• _THE TASK_:
Find the string "horizontal" in the records. Copy every line it appears in.

** Opening DATA TO USE block **

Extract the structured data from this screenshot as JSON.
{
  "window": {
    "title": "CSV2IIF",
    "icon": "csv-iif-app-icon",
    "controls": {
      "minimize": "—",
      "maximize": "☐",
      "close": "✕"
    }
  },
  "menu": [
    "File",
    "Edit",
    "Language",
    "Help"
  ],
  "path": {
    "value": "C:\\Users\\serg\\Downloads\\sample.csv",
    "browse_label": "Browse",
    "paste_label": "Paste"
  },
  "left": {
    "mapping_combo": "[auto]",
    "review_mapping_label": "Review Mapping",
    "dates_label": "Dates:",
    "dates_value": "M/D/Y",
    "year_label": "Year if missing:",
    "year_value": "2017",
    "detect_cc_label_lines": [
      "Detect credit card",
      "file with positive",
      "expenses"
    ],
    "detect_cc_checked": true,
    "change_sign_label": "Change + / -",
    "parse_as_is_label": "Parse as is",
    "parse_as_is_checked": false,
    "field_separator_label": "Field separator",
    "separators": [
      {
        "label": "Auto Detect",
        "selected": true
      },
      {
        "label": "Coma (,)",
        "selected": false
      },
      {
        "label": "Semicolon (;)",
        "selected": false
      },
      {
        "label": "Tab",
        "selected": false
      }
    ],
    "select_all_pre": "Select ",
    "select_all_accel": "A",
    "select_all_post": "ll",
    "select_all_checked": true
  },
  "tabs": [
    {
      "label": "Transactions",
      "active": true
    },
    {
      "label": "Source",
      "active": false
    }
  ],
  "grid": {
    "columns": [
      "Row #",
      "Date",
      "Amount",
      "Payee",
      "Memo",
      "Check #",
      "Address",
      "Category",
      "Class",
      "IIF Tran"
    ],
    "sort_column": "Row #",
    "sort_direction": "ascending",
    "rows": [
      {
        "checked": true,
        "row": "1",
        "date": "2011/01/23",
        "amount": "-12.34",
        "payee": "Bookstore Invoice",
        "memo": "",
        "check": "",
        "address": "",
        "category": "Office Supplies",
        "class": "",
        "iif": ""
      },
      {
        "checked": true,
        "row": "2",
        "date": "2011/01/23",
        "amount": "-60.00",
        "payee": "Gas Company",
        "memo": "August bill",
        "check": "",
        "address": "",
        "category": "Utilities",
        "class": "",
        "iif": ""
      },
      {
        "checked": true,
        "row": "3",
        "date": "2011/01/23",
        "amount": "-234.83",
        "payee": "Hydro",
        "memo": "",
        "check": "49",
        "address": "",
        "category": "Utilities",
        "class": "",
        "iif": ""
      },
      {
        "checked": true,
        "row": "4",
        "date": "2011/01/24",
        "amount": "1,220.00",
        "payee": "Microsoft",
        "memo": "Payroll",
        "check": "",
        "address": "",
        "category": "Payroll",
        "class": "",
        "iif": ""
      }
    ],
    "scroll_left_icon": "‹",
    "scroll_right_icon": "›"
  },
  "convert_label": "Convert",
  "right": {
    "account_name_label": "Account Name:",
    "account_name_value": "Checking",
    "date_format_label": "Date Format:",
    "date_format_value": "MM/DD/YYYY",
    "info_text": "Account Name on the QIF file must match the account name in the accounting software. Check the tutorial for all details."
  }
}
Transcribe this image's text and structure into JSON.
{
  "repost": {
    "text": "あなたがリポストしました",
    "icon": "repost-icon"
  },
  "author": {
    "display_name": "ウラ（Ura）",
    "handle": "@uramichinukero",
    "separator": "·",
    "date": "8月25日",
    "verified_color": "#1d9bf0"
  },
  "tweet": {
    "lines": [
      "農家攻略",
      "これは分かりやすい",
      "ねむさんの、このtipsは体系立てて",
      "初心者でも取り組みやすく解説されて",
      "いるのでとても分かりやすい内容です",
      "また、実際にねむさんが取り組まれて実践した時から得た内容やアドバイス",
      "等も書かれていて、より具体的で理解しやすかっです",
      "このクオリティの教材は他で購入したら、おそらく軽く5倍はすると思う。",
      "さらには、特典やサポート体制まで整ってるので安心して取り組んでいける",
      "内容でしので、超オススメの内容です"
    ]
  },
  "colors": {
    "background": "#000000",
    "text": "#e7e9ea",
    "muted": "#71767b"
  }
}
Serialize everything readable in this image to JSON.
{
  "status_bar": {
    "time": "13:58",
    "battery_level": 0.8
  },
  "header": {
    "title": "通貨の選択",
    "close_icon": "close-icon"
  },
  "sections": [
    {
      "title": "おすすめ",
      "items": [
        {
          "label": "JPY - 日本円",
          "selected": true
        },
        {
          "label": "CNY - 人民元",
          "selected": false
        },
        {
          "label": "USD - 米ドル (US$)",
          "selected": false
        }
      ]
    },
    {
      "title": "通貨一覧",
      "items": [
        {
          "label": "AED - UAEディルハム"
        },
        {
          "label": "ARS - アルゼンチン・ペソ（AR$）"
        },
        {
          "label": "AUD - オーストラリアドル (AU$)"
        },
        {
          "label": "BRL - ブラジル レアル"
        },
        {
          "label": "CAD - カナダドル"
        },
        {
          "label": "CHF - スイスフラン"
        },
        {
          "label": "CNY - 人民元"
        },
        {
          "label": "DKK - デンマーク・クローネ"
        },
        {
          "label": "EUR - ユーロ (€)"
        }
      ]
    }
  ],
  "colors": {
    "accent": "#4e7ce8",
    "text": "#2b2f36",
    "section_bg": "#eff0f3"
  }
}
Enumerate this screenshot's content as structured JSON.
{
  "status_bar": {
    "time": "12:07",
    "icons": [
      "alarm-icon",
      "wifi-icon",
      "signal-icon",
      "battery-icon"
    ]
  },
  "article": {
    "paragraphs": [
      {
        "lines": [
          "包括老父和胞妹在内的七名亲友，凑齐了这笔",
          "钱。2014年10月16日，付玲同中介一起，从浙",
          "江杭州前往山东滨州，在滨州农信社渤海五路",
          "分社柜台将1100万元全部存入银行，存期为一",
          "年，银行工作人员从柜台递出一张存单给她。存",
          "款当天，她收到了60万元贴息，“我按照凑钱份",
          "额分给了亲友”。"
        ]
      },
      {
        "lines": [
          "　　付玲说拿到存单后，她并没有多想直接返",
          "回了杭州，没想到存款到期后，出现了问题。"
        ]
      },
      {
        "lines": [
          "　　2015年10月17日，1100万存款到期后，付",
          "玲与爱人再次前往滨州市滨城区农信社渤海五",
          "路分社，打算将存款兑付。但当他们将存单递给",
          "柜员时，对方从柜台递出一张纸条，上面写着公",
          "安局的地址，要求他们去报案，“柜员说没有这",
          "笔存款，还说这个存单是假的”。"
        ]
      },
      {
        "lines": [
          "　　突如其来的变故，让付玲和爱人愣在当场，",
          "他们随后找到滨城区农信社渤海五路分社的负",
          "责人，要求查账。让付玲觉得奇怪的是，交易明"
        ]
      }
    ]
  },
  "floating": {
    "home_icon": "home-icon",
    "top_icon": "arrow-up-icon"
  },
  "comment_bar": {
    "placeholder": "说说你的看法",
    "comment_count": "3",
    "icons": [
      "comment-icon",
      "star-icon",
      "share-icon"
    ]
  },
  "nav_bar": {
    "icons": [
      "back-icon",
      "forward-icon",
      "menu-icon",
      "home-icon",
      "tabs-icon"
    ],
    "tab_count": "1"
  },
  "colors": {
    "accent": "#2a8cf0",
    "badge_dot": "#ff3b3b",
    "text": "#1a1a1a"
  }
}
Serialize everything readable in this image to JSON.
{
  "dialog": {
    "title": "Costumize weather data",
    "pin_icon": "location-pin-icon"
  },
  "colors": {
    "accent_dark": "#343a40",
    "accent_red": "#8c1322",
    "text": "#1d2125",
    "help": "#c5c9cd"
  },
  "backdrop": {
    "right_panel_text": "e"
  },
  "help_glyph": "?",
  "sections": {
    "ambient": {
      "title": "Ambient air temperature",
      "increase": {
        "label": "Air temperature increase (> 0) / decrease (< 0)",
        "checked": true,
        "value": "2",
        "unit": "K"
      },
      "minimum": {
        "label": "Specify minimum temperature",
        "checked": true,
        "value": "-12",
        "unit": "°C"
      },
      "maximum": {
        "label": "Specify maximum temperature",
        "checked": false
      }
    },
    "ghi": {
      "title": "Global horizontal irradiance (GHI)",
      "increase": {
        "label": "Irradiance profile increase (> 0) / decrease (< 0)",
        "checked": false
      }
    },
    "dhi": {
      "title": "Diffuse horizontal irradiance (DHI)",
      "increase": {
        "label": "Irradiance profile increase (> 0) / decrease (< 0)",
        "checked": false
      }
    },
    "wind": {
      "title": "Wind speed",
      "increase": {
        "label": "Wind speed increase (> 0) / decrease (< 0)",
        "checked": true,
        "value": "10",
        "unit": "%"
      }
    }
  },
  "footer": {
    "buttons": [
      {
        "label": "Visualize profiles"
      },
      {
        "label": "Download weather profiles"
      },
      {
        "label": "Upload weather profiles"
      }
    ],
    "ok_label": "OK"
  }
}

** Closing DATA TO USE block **

• _TASK SOLUTION_:
      "title": "Global horizontal irradiance (GHI)",
      "title": "Diffuse horizontal irradiance (DHI)",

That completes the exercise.